### WORK ITEM:
Count the lines below that contain "Calcular". Give only the number.

[Data about app and page elements]
========
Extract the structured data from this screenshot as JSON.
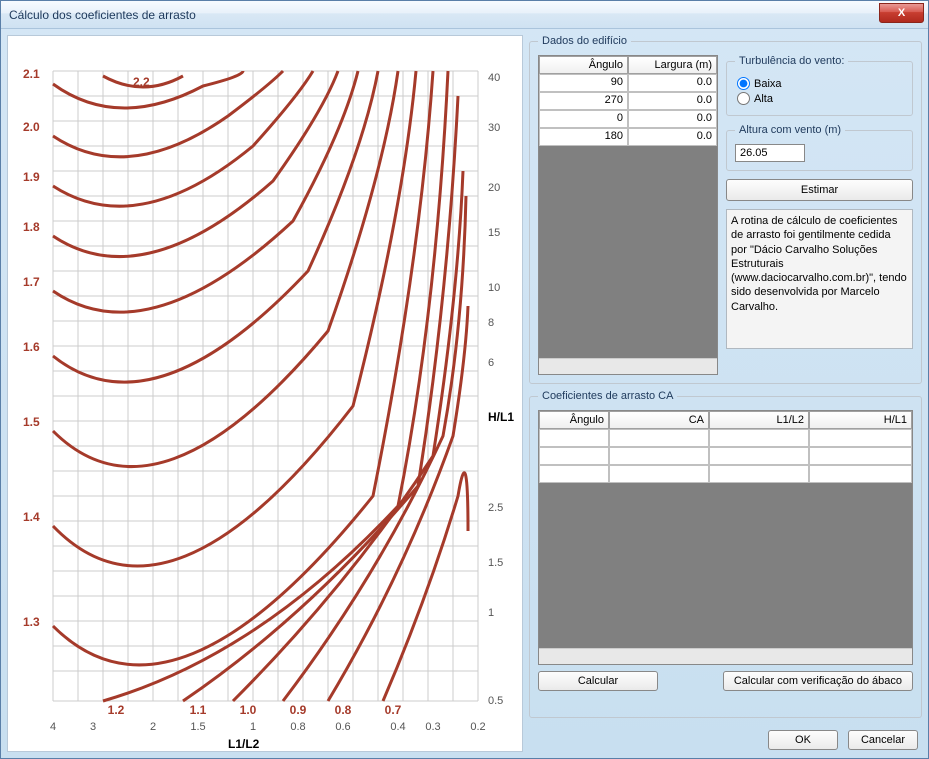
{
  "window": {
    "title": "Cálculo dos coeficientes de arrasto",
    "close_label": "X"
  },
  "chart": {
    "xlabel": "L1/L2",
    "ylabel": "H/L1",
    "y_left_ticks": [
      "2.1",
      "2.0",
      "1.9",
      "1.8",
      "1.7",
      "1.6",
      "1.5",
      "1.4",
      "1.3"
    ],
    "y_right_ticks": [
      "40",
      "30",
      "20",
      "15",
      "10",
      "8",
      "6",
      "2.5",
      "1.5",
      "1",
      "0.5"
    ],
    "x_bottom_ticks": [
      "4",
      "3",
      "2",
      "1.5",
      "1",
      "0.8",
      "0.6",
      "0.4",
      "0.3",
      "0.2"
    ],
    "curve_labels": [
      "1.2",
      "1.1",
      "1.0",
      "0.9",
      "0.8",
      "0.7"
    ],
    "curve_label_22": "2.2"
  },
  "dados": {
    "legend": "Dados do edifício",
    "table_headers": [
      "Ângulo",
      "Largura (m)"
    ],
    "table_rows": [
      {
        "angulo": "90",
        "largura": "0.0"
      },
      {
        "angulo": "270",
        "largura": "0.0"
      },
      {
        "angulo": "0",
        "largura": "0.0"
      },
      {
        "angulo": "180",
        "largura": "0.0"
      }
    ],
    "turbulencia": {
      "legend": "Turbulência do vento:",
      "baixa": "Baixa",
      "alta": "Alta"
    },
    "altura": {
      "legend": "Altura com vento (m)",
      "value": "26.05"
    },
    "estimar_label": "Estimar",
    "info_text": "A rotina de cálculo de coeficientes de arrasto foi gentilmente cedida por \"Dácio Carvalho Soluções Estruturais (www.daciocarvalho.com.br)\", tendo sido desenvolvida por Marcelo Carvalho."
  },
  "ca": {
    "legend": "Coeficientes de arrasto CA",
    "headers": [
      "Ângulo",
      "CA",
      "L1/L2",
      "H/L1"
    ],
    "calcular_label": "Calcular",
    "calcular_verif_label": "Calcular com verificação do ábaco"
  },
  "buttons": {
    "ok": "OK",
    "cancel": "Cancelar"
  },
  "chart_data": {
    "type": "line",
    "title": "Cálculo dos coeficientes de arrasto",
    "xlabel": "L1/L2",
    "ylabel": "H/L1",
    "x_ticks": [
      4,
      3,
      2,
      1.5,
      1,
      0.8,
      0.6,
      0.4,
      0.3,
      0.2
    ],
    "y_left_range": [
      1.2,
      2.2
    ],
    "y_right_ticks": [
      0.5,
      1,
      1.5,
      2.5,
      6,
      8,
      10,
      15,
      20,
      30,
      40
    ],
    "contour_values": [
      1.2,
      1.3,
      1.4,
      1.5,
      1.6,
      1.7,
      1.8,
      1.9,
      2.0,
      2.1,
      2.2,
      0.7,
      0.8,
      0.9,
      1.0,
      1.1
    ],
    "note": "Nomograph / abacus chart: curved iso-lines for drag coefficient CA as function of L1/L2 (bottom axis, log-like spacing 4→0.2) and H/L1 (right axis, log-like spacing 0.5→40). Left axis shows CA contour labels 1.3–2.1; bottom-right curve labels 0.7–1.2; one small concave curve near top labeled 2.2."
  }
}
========
### RESPONSE TO THE TASK:
2